In fact, in The Light of What Comes After, “goodness” and “happiness”—two touchstones of a virtuous, Midwestern upbringing—are repeatedly turned over and re-examined, questioned, and prodded, as we see in the poem “Invisible Self-Portraits in a Dark Room”:


 I believe myself to be

 a sympathetic character

 but formed to what

 purpose, I’m not sure.


Even more interestingly, in the world of Town’s poems, the self is not only created in the crucible of societal expectations but in the conventions of genre like autobiography, self-portrait, still life, romance, spy novel—poetics the self has internalized and re-contextualized.


For example, in “Needles Piercing Cloth,” Town writes,


 It was a world of décolletage,

 the diaphanous thrills


 of forgetting—lily skin

 draped in spring and sugar


 sifting through fingers—pollen’s

 golden settling on footstool


 and ottoman, pie rack

 and ice box. A world of garden

 walls aflame with bloom.


There is undeniable beauty in the configuration of these artifacts, in the positioning of sensual, musical language, but it is a scene without people. Then (emphasis mine),


 and yet: inside we drifted like

 smoked bees in a silence


 through which clocks

 ticked, sound of silver needles


 piercing cloth.


The latent violence becomes palpable via domesticity—the surface belies an underground tension. We peer beneath the female-centric, superficial benevolence (needlepoint and décolletage) to see the worry underneath, a technique found again in “Charming,” which opens with, “Her father says You’re living in a fairy tale,” and ends with:


 … She gathers flowers by

 the roadside, weaves them into a rope for her escape. They shrivel and

 curl up into tiny fists, a string of fists that blow apart in the wind.


These are poems that are at once in love with language and at odds with it—as we all must be. Town’s ear for prosody is playful, physical. Her lines are masterful. But what I love most about Town’s poetry is its subtlety. The poems’ balance between despair and delight is so elegantly calibrated, so delicately fashioned, so utterly attentive to the small fractures, fissures, disappointments, and fleeting joys of adulthood, that one could say Town’s sensitivity to language is preternatural and that her nuanced, delightfully subversive voice is a revelation. So, let me say it: Town’s The Light of What Comes After is a revelation.


She—like many of us—was a girl who grew up to be a woman, both charmed by the trimmings and trappings of her gender’s norms and highly critical of them. She faces the gaps between expectations and realities with a wry wit and realizes—rightly so—that who we think we are and who others think we are—creates a tension rife with both humor and pain.
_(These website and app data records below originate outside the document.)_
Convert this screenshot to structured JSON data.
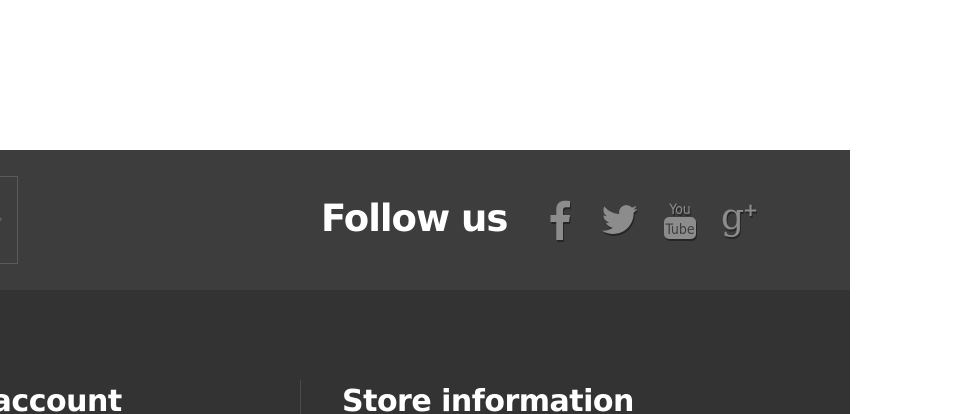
{
  "footer": {
    "follow": {
      "title": "Follow us",
      "networks": [
        {
          "name": "facebook",
          "icon": "facebook-icon"
        },
        {
          "name": "twitter",
          "icon": "twitter-icon"
        },
        {
          "name": "youtube",
          "icon": "youtube-icon",
          "logo_text_top": "You",
          "logo_text_bottom": "Tube"
        },
        {
          "name": "google-plus",
          "icon": "google-plus-icon",
          "logo_text": "g+"
        }
      ]
    },
    "columns": {
      "account_title": "Your account",
      "store_title": "Store information"
    }
  },
  "colors": {
    "follow_bar_bg": "#3d3d3d",
    "links_bg": "#333333",
    "icon": "#8c8c8c",
    "title": "#ffffff"
  }
}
This is resistance.


Town’s poems aren’t for the faint-hearted, though they are very much the product of a delicate sensibility.
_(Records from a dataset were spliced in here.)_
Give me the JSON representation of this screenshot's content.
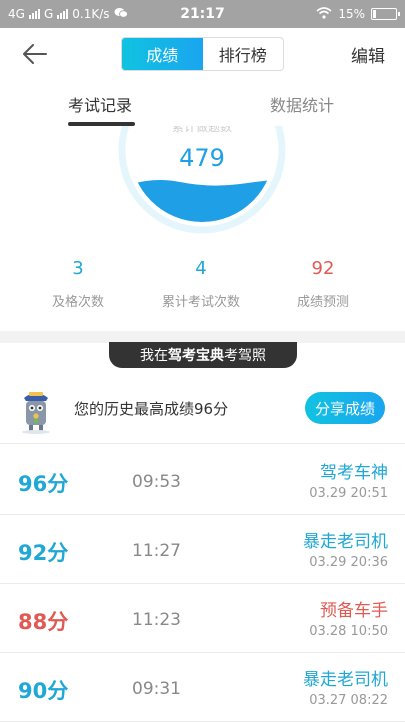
{
  "status_bar": {
    "network1": "4G",
    "network2": "G",
    "speed": "0.1K/s",
    "time": "21:17",
    "battery": "15%"
  },
  "nav": {
    "tab_scores": "成绩",
    "tab_rank": "排行榜",
    "edit": "编辑"
  },
  "tabs": {
    "records": "考试记录",
    "stats": "数据统计"
  },
  "gauge": {
    "label": "累计做题数",
    "value": "479",
    "fill_fraction": 0.45
  },
  "stats": [
    {
      "value": "3",
      "label": "及格次数",
      "color": "#1fa7d6"
    },
    {
      "value": "4",
      "label": "累计考试次数",
      "color": "#1fa7d6"
    },
    {
      "value": "92",
      "label": "成绩预测",
      "color": "#e05a53"
    }
  ],
  "banner": {
    "prefix": "我在",
    "brand": "驾考宝典",
    "suffix": "考驾照"
  },
  "best": {
    "text": "您的历史最高成绩96分",
    "share": "分享成绩"
  },
  "records": [
    {
      "score": "96分",
      "duration": "09:53",
      "title": "驾考车神",
      "date": "03.29  20:51",
      "color": "#1fa7d6"
    },
    {
      "score": "92分",
      "duration": "11:27",
      "title": "暴走老司机",
      "date": "03.29  20:36",
      "color": "#1fa7d6"
    },
    {
      "score": "88分",
      "duration": "11:23",
      "title": "预备车手",
      "date": "03.28  10:50",
      "color": "#e05a53"
    },
    {
      "score": "90分",
      "duration": "09:31",
      "title": "暴走老司机",
      "date": "03.27  08:22",
      "color": "#1fa7d6"
    }
  ],
  "colors": {
    "accent": "#1aa5ef",
    "pass": "#1fa7d6",
    "fail": "#e05a53"
  }
}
Oh, the irony!


Lesley Jenike

Lesley Jenike’s poems and essays have appeared or will appear soon in Poetry, The Kenyon Review, The Cincinnati Review, Shenandoah, The Southern Review, Rattle, Verse, and many other journals. Her most recent collection is Punctum, a chapbook of poems published by Kent State University Press in 2017. She teaches at the Columbus College of Art and Design in Columbus, Ohio.